Around that young core, new team president Leon Rose brought in veterans ranging from Austin Rivers to Nerlens Noel to support the young roster.
“I had input with Leon,” Thibodeau said. “And that’s all that I ever asked for is to have my voice heard and that happened. We understood coming in what the challenges would be. We’re excited about the people we do have.”
The new regime will try to start moving the Knicks in the right direction after winning a combined 38 games over the last two seasons.
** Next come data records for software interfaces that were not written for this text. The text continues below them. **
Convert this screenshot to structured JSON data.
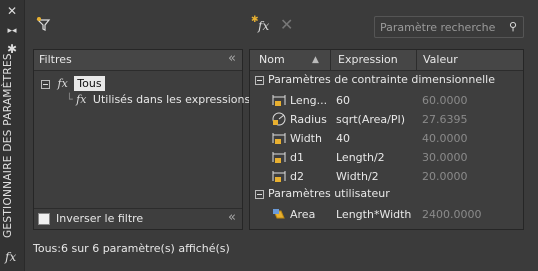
{
  "palette": {
    "title": "GESTIONNAIRE DES PARAMÈTRES"
  },
  "toolbar": {
    "search_placeholder": "Paramètre recherche"
  },
  "filters": {
    "header": "Filtres",
    "tree": [
      {
        "label": "Tous",
        "selected": true
      },
      {
        "label": "Utilisés dans les expressions",
        "selected": false
      }
    ],
    "invert_label": "Inverser le filtre",
    "invert_checked": false
  },
  "params": {
    "columns": {
      "name": "Nom",
      "expression": "Expression",
      "value": "Valeur"
    },
    "groups": [
      {
        "label": "Paramètres de contrainte dimensionnelle",
        "rows": [
          {
            "icon": "linear-dimension-lock-icon",
            "name": "Leng...",
            "expression": "60",
            "value": "60.0000"
          },
          {
            "icon": "radius-dimension-icon",
            "name": "Radius",
            "expression": "sqrt(Area/PI)",
            "value": "27.6395"
          },
          {
            "icon": "linear-dimension-lock-icon",
            "name": "Width",
            "expression": "40",
            "value": "40.0000"
          },
          {
            "icon": "linear-dimension-lock-icon",
            "name": "d1",
            "expression": "Length/2",
            "value": "30.0000"
          },
          {
            "icon": "linear-dimension-lock-icon",
            "name": "d2",
            "expression": "Width/2",
            "value": "20.0000"
          }
        ]
      },
      {
        "label": "Paramètres utilisateur",
        "rows": [
          {
            "icon": "user-parameter-icon",
            "name": "Area",
            "expression": "Length*Width",
            "value": "2400.0000"
          }
        ]
      }
    ]
  },
  "status": "Tous:6 sur 6 paramètre(s) affiché(s)"
}
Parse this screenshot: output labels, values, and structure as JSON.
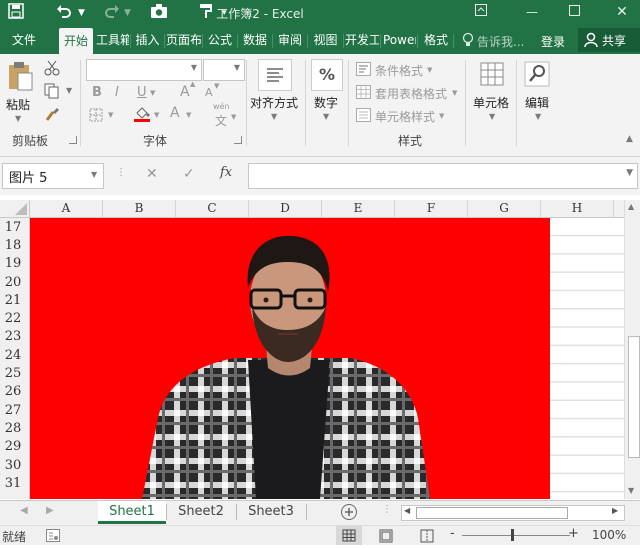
{
  "titlebar": {
    "title": "工作簿2 - Excel"
  },
  "tabs": [
    {
      "label": "文件"
    },
    {
      "label": "开始"
    },
    {
      "label": "工具箱"
    },
    {
      "label": "插入"
    },
    {
      "label": "页面布局"
    },
    {
      "label": "公式"
    },
    {
      "label": "数据"
    },
    {
      "label": "审阅"
    },
    {
      "label": "视图"
    },
    {
      "label": "开发工具"
    },
    {
      "label": "Power Pivot"
    },
    {
      "label": "格式"
    }
  ],
  "tell_me": "告诉我...",
  "login": "登录",
  "share": "共享",
  "ribbon": {
    "paste": "粘贴",
    "clipboard": "剪贴板",
    "font_group": "字体",
    "align": "对齐方式",
    "number": "数字",
    "percent_symbol": "%",
    "cond_format": "条件格式",
    "table_format": "套用表格格式",
    "cell_style": "单元格样式",
    "styles": "样式",
    "cells": "单元格",
    "editing": "编辑",
    "bold": "B",
    "italic": "I",
    "underline": "U",
    "font_up": "A",
    "font_down": "A",
    "font_color_letter": "A",
    "wen": "wén",
    "wen_char": "文"
  },
  "formula_bar": {
    "name_box": "图片 5",
    "fx": "fx",
    "cancel": "✕",
    "enter": "✓"
  },
  "grid": {
    "columns": [
      "A",
      "B",
      "C",
      "D",
      "E",
      "F",
      "G",
      "H"
    ],
    "rows": [
      "17",
      "18",
      "19",
      "20",
      "21",
      "22",
      "23",
      "24",
      "25",
      "26",
      "27",
      "28",
      "29",
      "30",
      "31"
    ]
  },
  "sheets": [
    {
      "label": "Sheet1",
      "active": true
    },
    {
      "label": "Sheet2",
      "active": false
    },
    {
      "label": "Sheet3",
      "active": false
    }
  ],
  "status": {
    "ready": "就绪",
    "zoom": "100%",
    "zoom_minus": "-",
    "zoom_plus": "+"
  },
  "colors": {
    "brand": "#217346",
    "picture_bg": "#ff0000"
  },
  "picture": {
    "subject": "bearded man with glasses wearing plaid flannel shirt over black t-shirt"
  }
}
They haven’t won over 32 times in a single campaign since 2013-14, and Thibodeau explained how the eventual turnaround starts now.
“You want to set a level of expectation for training camp of how we want to operate throughout the course of the season and the challenge for us will be how quickly we can all get on the same page,” he said. “We have a new group. This is a little unusual in terms of how quickly we’ll start playing but that’s the challenge for every team.”
That mindset might not immediately translate to an uptick in wins or a sudden push for a playoff spot, but Thibodeau wants to see a change in perception around the organization from inside-out.
“The one thing about New York fans, they’re knowledgeable about the game. If they see a team that is out there working as hard as they can, playing smart, and playing together, that will be recognized,” he said. “If we’re taking care of all the little things, I think the big things will end up taking care of themselves. As long as we’re improving each and every day, good things are coming.”